Everyone has had the experience of passing that slow vehicle that is blocking your progress, driving a bit aggressively to get around them—only to have them roll up next to you at the stoplight. I can assure you they are saving on gas and stress; you might consider emulating the way they drive rather than condemning it. For me, it is a situational thing—sometimes I’m them, sometimes I’m the aggressive one trying to be somewhere on time.
Safety issues aside, there is a big environmental cost to drag racing your way through town from stop light to stop light and driving well above the rural speed limits. The more you accelerate, the more fuel you’ll burn, and the more you’ll pollute the air. Period. No way around it. While some new cars have displays encouraging you to drive more gently, it won’t come until you decide that speeding is unnecessary in your life.
On the highway, even though the road is clear and perhaps your chance of getting a ticket is low, you might still want to drive the speed limit or lower. It does save on fuel and pollution. As a matter of physics—pushing a vehicle through the air creates resistance called drag. If you double your speed, say from 45 mph to 90 mph, the drag has squared. It also takes the square increase in power to double the speed. Thus, even small increases in speed, like 75 mph versus 65 mph, result in considerably more drag and fuel consumption. The “ideal” speed for engine efficiency and still moving along is 45 mph. Repeated analysis has shown that 10 mph reductions in speed limits generate 14 percent fewer accidents.

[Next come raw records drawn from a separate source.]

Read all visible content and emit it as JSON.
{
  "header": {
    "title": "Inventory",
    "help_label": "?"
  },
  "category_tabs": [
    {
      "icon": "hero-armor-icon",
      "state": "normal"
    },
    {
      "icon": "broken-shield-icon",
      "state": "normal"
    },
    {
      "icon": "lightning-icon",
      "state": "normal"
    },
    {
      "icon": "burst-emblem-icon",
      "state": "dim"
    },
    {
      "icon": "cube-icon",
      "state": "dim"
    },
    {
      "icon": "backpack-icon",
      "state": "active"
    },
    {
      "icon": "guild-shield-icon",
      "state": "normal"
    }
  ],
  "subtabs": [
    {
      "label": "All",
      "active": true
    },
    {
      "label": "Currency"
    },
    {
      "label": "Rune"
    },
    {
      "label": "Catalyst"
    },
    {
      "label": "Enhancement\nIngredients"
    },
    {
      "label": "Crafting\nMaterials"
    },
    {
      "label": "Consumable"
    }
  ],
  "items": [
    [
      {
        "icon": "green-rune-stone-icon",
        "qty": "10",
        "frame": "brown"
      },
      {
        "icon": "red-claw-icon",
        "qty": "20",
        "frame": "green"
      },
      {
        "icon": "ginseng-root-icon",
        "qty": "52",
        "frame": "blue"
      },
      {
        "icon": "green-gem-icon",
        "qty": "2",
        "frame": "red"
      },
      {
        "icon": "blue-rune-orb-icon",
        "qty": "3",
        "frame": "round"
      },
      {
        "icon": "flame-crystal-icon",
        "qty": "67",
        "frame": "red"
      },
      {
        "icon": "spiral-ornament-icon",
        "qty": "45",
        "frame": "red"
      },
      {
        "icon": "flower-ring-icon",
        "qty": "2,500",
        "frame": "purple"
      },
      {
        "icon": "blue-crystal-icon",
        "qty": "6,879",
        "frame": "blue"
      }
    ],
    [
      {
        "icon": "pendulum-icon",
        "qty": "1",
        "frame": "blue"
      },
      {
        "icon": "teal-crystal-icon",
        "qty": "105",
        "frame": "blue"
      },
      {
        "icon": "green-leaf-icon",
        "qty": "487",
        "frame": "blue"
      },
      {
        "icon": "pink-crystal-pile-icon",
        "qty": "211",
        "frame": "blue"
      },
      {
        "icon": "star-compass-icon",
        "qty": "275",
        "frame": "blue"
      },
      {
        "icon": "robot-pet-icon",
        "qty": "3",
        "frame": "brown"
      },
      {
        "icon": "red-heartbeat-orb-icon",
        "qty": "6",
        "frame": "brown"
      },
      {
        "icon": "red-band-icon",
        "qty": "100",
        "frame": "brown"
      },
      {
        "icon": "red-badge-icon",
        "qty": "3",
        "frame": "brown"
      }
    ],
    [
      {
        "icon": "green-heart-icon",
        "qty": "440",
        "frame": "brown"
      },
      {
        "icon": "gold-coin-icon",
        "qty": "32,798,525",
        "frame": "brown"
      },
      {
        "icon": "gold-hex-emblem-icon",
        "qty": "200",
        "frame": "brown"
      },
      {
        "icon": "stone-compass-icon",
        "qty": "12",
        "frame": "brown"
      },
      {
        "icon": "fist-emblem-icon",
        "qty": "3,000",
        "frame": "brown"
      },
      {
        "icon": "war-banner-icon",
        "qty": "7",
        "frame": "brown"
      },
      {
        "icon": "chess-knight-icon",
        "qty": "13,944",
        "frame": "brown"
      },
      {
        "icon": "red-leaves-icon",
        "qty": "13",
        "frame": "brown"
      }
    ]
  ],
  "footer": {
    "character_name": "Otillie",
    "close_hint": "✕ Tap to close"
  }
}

The costs of speeding can be summarized as: greater fuel expense, reduced engine life, more air pollution, squandering a precious resource, sending our money to foreign lands that don’t particularly like us, those big fat fines if caught, higher insurance rates, accident repairs, possible jail time, killing an innocent someone, killing yourself, stress and related medical issues. You can probably think of a few more. Turn on some fine tunes and chill out as you drive. It won’t matter that much when you get there, or if you save a couple minutes in racing across town, but it will matter to the planet and a lot of other people who depend on you to be safe and reasonable with your driving.
From the Sept. 22-28, 2010 issue